== YOUR OBJECTIVE ==
One number, and no other words, should make up the answer: how many lines of the listing contain the string "Database".

== GIVEN ENTRIES ==
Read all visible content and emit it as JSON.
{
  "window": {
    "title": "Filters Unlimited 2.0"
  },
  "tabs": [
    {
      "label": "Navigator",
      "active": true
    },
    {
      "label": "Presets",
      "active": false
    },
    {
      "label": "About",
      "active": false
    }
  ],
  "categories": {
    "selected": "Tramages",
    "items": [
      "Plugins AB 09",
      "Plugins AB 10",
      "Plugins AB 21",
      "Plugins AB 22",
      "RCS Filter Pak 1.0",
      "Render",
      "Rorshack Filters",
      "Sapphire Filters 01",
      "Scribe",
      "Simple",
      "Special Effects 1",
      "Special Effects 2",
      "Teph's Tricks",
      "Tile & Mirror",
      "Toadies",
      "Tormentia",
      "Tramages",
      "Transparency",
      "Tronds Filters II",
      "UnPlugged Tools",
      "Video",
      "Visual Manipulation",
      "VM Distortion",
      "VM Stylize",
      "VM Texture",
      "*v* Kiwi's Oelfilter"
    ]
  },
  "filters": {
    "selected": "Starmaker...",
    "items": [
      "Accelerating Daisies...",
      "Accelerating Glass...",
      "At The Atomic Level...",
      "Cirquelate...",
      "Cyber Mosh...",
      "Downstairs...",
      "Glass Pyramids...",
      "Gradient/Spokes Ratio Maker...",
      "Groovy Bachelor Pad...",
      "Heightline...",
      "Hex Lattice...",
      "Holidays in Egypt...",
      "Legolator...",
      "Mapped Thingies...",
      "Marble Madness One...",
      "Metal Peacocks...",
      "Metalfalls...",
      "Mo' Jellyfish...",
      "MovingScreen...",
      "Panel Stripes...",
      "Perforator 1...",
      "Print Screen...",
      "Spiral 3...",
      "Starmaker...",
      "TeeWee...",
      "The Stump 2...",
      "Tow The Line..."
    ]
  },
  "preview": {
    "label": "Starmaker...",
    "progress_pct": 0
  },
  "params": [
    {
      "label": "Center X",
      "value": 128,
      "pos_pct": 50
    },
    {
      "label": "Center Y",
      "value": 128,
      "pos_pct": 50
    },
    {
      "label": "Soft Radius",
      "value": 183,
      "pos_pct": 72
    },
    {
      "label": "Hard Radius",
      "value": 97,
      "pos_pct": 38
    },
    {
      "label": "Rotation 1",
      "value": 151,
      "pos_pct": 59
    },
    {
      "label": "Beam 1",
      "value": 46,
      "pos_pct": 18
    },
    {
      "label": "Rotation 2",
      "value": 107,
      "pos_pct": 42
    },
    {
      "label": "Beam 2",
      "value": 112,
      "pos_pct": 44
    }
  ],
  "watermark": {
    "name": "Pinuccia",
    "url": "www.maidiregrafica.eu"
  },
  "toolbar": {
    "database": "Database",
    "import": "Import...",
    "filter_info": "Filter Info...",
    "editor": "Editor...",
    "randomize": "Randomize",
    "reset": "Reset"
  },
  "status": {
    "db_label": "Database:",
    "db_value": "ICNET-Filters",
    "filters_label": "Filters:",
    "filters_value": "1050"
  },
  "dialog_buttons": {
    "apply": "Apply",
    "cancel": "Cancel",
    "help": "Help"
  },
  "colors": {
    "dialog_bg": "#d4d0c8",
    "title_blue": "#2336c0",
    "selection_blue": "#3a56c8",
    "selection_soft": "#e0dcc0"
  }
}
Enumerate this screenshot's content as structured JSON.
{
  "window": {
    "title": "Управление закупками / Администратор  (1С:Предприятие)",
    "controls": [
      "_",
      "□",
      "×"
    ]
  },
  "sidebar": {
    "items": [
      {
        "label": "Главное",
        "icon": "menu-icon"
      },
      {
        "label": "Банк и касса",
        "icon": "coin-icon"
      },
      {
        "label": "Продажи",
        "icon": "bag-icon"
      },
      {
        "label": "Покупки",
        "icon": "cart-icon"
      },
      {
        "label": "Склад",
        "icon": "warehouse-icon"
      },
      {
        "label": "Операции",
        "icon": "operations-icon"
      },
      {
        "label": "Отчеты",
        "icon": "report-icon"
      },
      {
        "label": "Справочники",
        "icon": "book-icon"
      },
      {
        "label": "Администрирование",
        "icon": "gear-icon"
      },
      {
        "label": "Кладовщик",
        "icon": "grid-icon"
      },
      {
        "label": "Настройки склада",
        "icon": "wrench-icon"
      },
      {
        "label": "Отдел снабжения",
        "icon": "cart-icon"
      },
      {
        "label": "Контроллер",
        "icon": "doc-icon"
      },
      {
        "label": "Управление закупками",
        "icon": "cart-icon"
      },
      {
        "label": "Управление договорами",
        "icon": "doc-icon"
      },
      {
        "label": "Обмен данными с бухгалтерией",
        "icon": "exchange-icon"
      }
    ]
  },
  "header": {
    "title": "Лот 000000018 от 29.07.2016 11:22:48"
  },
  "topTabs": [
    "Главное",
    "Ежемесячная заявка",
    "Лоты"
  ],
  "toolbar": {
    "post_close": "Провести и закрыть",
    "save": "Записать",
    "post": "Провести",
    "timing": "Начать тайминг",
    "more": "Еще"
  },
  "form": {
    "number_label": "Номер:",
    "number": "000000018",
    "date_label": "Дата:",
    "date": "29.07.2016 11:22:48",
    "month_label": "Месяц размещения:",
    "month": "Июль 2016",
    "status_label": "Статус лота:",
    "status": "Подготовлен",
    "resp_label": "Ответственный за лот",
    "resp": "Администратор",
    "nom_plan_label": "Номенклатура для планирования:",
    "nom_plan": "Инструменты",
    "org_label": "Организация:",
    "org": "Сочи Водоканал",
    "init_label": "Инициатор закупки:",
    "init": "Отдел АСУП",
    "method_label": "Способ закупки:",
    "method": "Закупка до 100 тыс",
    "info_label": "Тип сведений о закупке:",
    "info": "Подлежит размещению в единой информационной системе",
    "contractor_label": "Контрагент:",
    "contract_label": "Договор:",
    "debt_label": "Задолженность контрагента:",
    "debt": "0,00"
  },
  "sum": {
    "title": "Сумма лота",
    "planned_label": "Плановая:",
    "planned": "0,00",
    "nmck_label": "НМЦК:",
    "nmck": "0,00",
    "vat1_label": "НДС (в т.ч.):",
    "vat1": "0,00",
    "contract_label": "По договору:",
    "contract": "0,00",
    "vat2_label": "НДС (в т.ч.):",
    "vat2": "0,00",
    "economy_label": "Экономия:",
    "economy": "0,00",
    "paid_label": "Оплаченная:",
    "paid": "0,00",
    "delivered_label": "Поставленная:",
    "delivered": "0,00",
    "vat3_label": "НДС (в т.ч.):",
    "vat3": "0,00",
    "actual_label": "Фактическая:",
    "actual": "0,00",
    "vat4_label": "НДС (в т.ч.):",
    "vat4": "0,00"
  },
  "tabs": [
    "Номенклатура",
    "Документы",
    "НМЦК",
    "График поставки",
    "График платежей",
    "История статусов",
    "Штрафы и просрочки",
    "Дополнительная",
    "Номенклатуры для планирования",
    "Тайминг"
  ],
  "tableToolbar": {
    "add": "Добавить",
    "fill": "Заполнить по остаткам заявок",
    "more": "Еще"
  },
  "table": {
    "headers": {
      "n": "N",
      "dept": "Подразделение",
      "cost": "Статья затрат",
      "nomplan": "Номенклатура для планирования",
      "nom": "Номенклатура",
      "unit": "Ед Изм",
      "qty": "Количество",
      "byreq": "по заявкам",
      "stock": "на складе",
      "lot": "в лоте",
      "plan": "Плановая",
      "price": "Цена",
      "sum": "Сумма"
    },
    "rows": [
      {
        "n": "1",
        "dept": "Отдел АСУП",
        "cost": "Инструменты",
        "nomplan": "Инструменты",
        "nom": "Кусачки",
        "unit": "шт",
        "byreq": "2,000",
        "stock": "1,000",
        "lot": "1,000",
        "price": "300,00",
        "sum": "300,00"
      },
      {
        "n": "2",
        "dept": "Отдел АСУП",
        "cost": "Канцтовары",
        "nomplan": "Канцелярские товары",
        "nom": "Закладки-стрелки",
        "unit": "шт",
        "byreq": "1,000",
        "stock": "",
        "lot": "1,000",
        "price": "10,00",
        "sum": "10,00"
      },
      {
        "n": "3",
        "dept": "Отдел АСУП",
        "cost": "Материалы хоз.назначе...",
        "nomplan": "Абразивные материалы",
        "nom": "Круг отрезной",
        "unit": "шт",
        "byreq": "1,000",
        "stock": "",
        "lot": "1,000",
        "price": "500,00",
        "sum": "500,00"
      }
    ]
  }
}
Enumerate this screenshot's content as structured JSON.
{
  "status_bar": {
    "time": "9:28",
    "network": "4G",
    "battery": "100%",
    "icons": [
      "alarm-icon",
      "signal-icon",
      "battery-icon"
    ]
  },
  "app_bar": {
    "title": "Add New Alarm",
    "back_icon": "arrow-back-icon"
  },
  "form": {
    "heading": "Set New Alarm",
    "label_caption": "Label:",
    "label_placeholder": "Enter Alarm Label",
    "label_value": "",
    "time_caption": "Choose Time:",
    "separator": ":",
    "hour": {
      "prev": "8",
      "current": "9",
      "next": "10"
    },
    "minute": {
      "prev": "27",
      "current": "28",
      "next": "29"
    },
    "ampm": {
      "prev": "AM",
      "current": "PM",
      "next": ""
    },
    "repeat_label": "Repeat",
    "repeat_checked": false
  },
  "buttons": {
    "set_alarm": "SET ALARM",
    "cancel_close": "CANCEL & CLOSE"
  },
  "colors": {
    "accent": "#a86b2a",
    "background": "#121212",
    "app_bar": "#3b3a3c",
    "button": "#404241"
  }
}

== RESULT OF THIS TASK ==
2